For years, Women of Faith speaker Sheila Walsh served in various ministries, was a singer-songwriter, and a host on "The 700 Club." But she was hiding a dark secret.
Today on the Focus on the Family radio program, Walsh ended a two-part series on her struggle with depression, something she hid for years.
"I came into a relationship with God with so much baggage. I felt like every day I had to be good enough, I had to be a perfect Christian woman," she said. All of this focus on perfection caused a deep depression in her and stemmed from something that happened during her childhood.
While her early childhood was normal and happy, Walsh said that everything changed when her father had a cerebral hemorrhage leaving him paralyzed and unable to speak. It also affected his personality causing him to become a "violent stranger" to the family, and especially toward Walsh.
She said that as a child "all I could think was I need to do better," believing that her father was lashing out at her through something she had done. When she became a Christian at age 11 she said she spent the next 30 years "making sure God never turned on me," always striving to do everything right believing this was a second chance that she never had with her earthly father.
So in order to redeem herself, she hid in Christian ministry and lost herself in the Church. "I was the most involved person so people would say 'you're so together,'" Walsh commented. But she always felt despair that no matter what she did it would never be enough.
Things finally hit a breaking point in 1992 when she went from doing a morning show sitting next to Pat Robertson on "The 700 Club," to checking herself into a psychiatric ward later on that day.
She says she fell apart on TV when the woman she was interviewing asked her how she was doing. She said she had no answer and just started sobbing. "I did not have time to pull my defenses up and I started to cry and I couldn't talk. I felt as if I was living in the darkest, deepest place," she told Focus hosts.
It wasn't until she checked herself into the hospital that she had seen her father locked in, and spent time facing her fears and recovering that she got a day pass to attend church.
Walsh said that sitting in the pew that day she never felt so lost. But the pastor got up and said, "Jesus is here. You don't have to get yourself out of the hole, you just have to reach up and grab his hand."
Walsh ran to the front of the church and lay down at the altar. She said she finally realized it's "not about me getting it right. I am not the good news; never have been, never will be. It was the most grace-filled moment I've ever experienced."
And she realized that day at church, "We spend this life trying to be better at this, better at that. We spend our life on things that don't matter at all in terms of the Kingdom of God, or in terms of the greatest privilege of all which is to be a conduit of the love of God. That's all that matters, the rest is just stuff," she said.

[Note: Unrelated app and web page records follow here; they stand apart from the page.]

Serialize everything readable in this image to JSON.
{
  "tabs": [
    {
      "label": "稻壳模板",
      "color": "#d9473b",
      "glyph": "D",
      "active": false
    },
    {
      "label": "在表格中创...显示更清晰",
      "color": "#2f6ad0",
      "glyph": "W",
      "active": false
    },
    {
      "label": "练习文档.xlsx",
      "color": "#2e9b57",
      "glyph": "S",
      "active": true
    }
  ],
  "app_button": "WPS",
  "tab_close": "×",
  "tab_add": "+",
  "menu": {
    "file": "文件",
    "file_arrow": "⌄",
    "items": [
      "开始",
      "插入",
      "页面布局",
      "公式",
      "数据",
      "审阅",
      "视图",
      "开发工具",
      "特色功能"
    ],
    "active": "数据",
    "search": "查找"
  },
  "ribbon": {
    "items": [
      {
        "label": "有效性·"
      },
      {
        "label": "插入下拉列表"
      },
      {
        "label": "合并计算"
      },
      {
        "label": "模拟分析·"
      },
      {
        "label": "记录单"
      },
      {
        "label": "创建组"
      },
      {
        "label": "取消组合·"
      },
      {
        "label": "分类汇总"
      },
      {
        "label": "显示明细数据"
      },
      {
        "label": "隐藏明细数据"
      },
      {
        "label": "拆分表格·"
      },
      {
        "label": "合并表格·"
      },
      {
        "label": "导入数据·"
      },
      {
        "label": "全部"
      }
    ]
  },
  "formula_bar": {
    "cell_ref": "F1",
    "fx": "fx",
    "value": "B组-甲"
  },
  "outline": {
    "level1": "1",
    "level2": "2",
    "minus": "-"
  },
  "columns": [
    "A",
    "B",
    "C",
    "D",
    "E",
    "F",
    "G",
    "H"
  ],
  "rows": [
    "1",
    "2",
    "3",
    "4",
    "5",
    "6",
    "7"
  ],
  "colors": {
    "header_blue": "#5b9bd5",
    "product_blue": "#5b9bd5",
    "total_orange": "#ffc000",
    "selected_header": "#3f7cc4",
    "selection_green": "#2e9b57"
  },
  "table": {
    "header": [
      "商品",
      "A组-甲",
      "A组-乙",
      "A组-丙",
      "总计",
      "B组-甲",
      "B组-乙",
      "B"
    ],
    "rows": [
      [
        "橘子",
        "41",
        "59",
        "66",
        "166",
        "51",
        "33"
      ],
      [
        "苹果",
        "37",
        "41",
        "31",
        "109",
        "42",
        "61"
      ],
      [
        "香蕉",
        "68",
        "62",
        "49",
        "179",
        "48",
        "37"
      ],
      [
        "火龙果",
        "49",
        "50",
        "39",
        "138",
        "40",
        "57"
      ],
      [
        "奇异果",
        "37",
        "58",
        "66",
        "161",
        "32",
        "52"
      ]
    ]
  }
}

Being broken by God is not something anyone would want to sign up for, Walsh said. But it's something you never want to change after it happens. She is grateful for what she went through because now she is able to comfort other women through speaking with Women of Faith.
Walsh said now she spends her quiet moments sitting with the Shepherd. "In Israel the shepherd always goes ahead, he leads his sheep," she said. "I take great comfort I don't have to get it all right, I don't have to have all the answers. I just have to stay really close to the shepherd, and one of these days I'll discover that it's taken me all the way home."